TASK> Repeat the data exactly as it stands.

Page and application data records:
----------------------------------------
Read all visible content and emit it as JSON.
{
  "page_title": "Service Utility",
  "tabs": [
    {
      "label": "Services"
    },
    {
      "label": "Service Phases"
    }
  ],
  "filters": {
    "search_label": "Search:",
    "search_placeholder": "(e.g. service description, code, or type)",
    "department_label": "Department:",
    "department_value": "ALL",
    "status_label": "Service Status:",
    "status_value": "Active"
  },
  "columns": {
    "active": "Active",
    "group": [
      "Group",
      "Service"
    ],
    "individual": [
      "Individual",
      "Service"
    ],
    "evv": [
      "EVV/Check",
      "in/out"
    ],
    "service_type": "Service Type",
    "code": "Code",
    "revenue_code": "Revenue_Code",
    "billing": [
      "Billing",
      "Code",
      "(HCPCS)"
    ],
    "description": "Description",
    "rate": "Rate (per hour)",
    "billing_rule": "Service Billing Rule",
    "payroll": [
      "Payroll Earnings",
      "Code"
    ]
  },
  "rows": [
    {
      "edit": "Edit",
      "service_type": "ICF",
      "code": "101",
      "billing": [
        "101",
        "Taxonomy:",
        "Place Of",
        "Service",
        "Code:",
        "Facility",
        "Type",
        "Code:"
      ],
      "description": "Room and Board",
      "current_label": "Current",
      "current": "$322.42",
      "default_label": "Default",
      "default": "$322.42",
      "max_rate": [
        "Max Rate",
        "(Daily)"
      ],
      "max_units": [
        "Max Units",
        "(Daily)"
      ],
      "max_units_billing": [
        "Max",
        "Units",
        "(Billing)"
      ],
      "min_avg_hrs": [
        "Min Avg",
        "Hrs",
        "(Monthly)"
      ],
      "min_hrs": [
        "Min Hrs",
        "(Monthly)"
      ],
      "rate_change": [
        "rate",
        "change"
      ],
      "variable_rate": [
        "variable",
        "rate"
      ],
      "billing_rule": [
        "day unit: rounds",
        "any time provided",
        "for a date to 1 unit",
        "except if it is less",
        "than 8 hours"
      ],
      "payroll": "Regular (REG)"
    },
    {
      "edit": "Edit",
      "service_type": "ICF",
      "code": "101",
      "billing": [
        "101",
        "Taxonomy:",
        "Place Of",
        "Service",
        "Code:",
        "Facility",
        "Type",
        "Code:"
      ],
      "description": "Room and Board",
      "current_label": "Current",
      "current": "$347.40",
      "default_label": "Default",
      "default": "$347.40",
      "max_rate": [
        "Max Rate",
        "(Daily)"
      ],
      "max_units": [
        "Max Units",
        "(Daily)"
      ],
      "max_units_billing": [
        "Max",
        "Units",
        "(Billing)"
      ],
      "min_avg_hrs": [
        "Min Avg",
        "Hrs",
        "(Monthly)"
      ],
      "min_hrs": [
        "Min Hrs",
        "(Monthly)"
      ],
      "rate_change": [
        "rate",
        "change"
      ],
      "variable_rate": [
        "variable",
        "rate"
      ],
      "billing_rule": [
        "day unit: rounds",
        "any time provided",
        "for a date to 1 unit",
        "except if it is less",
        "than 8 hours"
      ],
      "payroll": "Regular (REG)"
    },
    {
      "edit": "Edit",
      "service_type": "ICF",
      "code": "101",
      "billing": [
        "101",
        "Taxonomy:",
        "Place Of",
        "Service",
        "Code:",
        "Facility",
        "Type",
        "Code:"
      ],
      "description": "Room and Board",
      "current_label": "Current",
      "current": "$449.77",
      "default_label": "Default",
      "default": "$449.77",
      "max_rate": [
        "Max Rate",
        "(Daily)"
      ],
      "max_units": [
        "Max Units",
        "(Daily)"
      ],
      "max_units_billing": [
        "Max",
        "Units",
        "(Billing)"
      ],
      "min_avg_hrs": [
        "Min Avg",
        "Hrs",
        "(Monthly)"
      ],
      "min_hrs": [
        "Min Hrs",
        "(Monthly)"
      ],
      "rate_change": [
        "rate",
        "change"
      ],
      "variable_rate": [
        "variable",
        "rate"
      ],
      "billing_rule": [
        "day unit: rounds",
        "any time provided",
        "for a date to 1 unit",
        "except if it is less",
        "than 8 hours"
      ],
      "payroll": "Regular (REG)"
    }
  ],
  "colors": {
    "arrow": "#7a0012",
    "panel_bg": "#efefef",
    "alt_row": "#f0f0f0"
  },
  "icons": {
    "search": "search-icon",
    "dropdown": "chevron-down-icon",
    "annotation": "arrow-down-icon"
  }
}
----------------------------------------
REPLY>
Read all visible content and emit it as JSON.
{
  "page_title": "Service Utility",
  "tabs": [
    {
      "label": "Services"
    },
    {
      "label": "Service Phases"
    }
  ],
  "filters": {
    "search_label": "Search:",
    "search_placeholder": "(e.g. service description, code, or type)",
    "department_label": "Department:",
    "department_value": "ALL",
    "status_label": "Service Status:",
    "status_value": "Active"
  },
  "columns": {
    "active": "Active",
    "group": [
      "Group",
      "Service"
    ],
    "individual": [
      "Individual",
      "Service"
    ],
    "evv": [
      "EVV/Check",
      "in/out"
    ],
    "service_type": "Service Type",
    "code": "Code",
    "revenue_code": "Revenue_Code",
    "billing": [
      "Billing",
      "Code",
      "(HCPCS)"
    ],
    "description": "Description",
    "rate": "Rate (per hour)",
    "billing_rule": "Service Billing Rule",
    "payroll": [
      "Payroll Earnings",
      "Code"
    ]
  },
  "rows": [
    {
      "edit": "Edit",
      "service_type": "ICF",
      "code": "101",
      "billing": [
        "101",
        "Taxonomy:",
        "Place Of",
        "Service",
        "Code:",
        "Facility",
        "Type",
        "Code:"
      ],
      "description": "Room and Board",
      "current_label": "Current",
      "current": "$322.42",
      "default_label": "Default",
      "default": "$322.42",
      "max_rate": [
        "Max Rate",
        "(Daily)"
      ],
      "max_units": [
        "Max Units",
        "(Daily)"
      ],
      "max_units_billing": [
        "Max",
        "Units",
        "(Billing)"
      ],
      "min_avg_hrs": [
        "Min Avg",
        "Hrs",
        "(Monthly)"
      ],
      "min_hrs": [
        "Min Hrs",
        "(Monthly)"
      ],
      "rate_change": [
        "rate",
        "change"
      ],
      "variable_rate": [
        "variable",
        "rate"
      ],
      "billing_rule": [
        "day unit: rounds",
        "any time provided",
        "for a date to 1 unit",
        "except if it is less",
        "than 8 hours"
      ],
      "payroll": "Regular (REG)"
    },
    {
      "edit": "Edit",
      "service_type": "ICF",
      "code": "101",
      "billing": [
        "101",
        "Taxonomy:",
        "Place Of",
        "Service",
        "Code:",
        "Facility",
        "Type",
        "Code:"
      ],
      "description": "Room and Board",
      "current_label": "Current",
      "current": "$347.40",
      "default_label": "Default",
      "default": "$347.40",
      "max_rate": [
        "Max Rate",
        "(Daily)"
      ],
      "max_units": [
        "Max Units",
        "(Daily)"
      ],
      "max_units_billing": [
        "Max",
        "Units",
        "(Billing)"
      ],
      "min_avg_hrs": [
        "Min Avg",
        "Hrs",
        "(Monthly)"
      ],
      "min_hrs": [
        "Min Hrs",
        "(Monthly)"
      ],
      "rate_change": [
        "rate",
        "change"
      ],
      "variable_rate": [
        "variable",
        "rate"
      ],
      "billing_rule": [
        "day unit: rounds",
        "any time provided",
        "for a date to 1 unit",
        "except if it is less",
        "than 8 hours"
      ],
      "payroll": "Regular (REG)"
    },
    {
      "edit": "Edit",
      "service_type": "ICF",
      "code": "101",
      "billing": [
        "101",
        "Taxonomy:",
        "Place Of",
        "Service",
        "Code:",
        "Facility",
        "Type",
        "Code:"
      ],
      "description": "Room and Board",
      "current_label": "Current",
      "current": "$449.77",
      "default_label": "Default",
      "default": "$449.77",
      "max_rate": [
        "Max Rate",
        "(Daily)"
      ],
      "max_units": [
        "Max Units",
        "(Daily)"
      ],
      "max_units_billing": [
        "Max",
        "Units",
        "(Billing)"
      ],
      "min_avg_hrs": [
        "Min Avg",
        "Hrs",
        "(Monthly)"
      ],
      "min_hrs": [
        "Min Hrs",
        "(Monthly)"
      ],
      "rate_change": [
        "rate",
        "change"
      ],
      "variable_rate": [
        "variable",
        "rate"
      ],
      "billing_rule": [
        "day unit: rounds",
        "any time provided",
        "for a date to 1 unit",
        "except if it is less",
        "than 8 hours"
      ],
      "payroll": "Regular (REG)"
    }
  ],
  "colors": {
    "arrow": "#7a0012",
    "panel_bg": "#efefef",
    "alt_row": "#f0f0f0"
  },
  "icons": {
    "search": "search-icon",
    "dropdown": "chevron-down-icon",
    "annotation": "arrow-down-icon"
  }
}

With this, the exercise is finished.